×

How to adjust idle mixture screws on a 2-cycle outboard motor

Updated February 21, 2017

Routinely adjusting the idle mixture screws on a 2-cycle outboard motor will keep the engine running efficiently and provide power when you need. The 2-cycle outboard motor has two idle adjustment screws on the top of the carburettor that can be adjusted with just a screwdriver and a vacuum gauge. You can fine-tune the idle mixture screws in a few minutes and keep the motor running strong.

Turn the idle adjustment screws clockwise with a screwdriver until you feel a slight resistance without over-tightening the screws. Turn both screws back counterclockwise 1-1/4 turns to set the starting position for the adjustment on the 2-cycle outboard motor.

Start the motor and let it warm up for about five minutes. Remove the rubber vacuum hose from the vacuum port and attach a vacuum gauge to the port.

Adjust the idle stop screw on the side of the carburettor near the choke cable, turning the screw with a screwdriver until the vacuum gauge is reading about 600rpm.

Turn the idle mixture screw counterclockwise 1/4-turn at a time until you hear the engine begin to stall out, and turn it clockwise 1/4-turn.

Adjust the idle mixture screw by turning it clockwise 1/4-turn at a time until it starts to stall again and turn it back counterclockwise 1/4-turn.

Repeat Steps Four and Five for the idle air speed screw. Check the idle stop screw next to the choke and verify it is still running about 600rpm.

Remove the vacuum gauge from the vacuum port, reattach the vacuum hose and shut off the 2-cycle outboard motor.

Warning

To avoid burns, be mindful of the hot engine parts while adjusting the outboard carburettor.

Things You'll Need

  • Screwdriver
  • Vacuum gauge
bibliography-icon icon for annotation tool Cite this Article

About the Author

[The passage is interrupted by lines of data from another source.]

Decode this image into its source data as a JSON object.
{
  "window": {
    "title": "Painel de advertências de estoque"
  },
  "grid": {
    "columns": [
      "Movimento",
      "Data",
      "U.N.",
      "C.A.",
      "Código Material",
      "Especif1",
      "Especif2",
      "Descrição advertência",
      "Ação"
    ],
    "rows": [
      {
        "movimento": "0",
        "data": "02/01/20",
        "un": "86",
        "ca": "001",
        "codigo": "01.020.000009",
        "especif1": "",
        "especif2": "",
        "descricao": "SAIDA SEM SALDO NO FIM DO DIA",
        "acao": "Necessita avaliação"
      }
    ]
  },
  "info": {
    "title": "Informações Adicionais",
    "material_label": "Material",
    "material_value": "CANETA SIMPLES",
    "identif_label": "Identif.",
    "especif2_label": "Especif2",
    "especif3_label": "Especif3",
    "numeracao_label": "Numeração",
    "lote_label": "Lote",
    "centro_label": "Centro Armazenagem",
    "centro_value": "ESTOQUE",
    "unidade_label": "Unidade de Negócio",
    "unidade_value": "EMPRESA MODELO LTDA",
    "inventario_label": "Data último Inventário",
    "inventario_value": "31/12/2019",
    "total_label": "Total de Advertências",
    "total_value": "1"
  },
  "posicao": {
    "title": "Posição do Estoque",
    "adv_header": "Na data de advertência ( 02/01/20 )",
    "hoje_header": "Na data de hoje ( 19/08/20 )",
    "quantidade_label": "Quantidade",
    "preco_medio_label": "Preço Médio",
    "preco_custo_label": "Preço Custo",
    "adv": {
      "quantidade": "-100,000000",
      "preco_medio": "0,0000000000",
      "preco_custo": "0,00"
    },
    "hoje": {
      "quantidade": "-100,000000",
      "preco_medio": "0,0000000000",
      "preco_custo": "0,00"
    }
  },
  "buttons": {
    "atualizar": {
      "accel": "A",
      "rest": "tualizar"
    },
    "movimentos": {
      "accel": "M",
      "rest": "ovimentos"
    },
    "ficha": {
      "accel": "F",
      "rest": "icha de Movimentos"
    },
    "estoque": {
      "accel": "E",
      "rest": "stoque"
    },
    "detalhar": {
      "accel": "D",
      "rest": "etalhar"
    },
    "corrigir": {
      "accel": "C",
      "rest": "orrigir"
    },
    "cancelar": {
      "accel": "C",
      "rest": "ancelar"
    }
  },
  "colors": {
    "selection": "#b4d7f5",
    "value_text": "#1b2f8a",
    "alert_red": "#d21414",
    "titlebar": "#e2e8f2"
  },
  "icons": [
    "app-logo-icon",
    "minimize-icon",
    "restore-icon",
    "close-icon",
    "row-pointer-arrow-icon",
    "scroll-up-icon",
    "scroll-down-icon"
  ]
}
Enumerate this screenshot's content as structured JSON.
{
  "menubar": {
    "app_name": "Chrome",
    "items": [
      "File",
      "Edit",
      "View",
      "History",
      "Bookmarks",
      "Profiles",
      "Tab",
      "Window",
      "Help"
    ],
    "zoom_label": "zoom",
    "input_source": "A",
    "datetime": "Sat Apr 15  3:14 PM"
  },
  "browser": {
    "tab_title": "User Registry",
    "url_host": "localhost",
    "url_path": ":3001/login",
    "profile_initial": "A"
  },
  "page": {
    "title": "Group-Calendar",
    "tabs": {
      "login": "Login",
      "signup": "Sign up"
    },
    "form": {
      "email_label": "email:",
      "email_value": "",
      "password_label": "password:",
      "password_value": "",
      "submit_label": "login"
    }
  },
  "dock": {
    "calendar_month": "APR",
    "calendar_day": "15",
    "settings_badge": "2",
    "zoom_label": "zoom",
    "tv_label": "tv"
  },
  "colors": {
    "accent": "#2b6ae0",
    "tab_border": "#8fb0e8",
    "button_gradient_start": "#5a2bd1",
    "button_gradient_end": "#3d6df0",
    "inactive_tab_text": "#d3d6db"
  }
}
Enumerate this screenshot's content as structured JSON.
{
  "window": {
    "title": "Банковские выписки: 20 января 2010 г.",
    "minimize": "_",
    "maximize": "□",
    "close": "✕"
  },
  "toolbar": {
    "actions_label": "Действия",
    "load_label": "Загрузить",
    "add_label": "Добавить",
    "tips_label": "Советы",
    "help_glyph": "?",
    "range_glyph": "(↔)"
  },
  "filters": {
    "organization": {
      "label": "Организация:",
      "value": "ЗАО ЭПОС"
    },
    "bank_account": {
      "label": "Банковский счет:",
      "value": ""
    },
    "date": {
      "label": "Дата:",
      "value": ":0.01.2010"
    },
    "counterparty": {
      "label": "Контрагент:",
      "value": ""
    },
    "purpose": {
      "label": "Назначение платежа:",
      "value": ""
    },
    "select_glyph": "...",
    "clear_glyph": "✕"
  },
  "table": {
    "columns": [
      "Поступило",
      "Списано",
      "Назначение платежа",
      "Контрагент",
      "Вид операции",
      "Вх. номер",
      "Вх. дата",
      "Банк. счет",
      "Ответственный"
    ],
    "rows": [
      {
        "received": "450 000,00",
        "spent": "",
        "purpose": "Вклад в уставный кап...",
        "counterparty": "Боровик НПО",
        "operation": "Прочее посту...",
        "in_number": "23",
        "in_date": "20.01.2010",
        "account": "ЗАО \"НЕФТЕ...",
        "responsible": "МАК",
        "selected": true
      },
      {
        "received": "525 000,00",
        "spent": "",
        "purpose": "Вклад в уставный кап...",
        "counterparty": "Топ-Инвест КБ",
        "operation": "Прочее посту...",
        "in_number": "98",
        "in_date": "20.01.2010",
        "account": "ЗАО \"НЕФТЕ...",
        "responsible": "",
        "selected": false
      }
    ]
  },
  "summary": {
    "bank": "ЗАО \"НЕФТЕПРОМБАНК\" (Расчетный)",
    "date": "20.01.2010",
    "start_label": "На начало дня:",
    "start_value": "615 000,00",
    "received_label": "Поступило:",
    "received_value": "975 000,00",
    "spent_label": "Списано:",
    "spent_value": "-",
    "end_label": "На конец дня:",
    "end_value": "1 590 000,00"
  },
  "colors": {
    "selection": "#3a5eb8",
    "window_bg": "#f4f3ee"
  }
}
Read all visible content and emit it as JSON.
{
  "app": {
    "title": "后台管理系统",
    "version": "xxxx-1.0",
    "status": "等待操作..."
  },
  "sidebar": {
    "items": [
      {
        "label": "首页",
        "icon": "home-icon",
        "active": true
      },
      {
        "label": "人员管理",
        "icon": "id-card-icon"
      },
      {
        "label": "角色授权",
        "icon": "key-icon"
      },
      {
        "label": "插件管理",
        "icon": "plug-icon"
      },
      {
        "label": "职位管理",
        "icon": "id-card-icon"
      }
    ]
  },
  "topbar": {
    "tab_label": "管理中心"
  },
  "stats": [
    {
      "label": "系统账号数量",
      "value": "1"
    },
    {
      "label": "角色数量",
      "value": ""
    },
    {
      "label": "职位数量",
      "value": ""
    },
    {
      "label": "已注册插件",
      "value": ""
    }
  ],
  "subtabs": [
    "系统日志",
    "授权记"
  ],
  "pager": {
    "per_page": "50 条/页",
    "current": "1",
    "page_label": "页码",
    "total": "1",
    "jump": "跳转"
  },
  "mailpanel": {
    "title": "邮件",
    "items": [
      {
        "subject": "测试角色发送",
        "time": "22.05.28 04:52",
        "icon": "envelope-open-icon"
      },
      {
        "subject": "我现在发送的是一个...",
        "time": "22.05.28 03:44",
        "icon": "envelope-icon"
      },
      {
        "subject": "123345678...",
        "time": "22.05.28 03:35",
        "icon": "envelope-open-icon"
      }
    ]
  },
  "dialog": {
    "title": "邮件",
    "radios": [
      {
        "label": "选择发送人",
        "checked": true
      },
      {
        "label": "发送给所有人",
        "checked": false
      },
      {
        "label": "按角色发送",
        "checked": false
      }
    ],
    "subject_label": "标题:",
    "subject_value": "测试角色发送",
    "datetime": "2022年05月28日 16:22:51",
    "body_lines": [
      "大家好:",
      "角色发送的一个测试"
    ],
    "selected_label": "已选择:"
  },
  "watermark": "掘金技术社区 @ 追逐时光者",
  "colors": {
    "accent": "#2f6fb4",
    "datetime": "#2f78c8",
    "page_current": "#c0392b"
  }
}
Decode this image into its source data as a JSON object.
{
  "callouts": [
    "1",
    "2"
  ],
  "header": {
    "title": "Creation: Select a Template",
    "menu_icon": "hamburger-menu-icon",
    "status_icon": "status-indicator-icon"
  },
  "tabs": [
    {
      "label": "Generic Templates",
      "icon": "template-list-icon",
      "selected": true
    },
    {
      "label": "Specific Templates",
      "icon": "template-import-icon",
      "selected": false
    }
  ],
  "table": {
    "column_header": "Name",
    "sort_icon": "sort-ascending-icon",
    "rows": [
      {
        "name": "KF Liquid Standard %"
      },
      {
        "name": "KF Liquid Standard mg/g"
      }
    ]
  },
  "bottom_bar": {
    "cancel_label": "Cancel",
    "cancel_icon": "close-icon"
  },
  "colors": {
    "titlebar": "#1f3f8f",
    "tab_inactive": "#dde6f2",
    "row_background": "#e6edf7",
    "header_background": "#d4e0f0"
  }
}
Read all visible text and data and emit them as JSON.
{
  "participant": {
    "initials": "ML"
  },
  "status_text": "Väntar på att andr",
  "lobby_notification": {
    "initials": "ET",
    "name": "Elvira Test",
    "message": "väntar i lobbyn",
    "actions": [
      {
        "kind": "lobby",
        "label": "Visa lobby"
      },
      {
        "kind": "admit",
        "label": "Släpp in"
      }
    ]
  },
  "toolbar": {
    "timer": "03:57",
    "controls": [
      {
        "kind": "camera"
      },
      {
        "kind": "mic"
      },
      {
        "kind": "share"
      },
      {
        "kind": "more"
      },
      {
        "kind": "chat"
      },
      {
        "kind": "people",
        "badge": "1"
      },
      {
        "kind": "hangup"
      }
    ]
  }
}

Carl Pruit has been a freelance writer since 2005, specializing in service journalism and travel. His work has appeared on various websites. Born and raised in California, Pruit attended Contra Costa Community College in San Pablo, Calif. and received an associate degree in the administration of justice.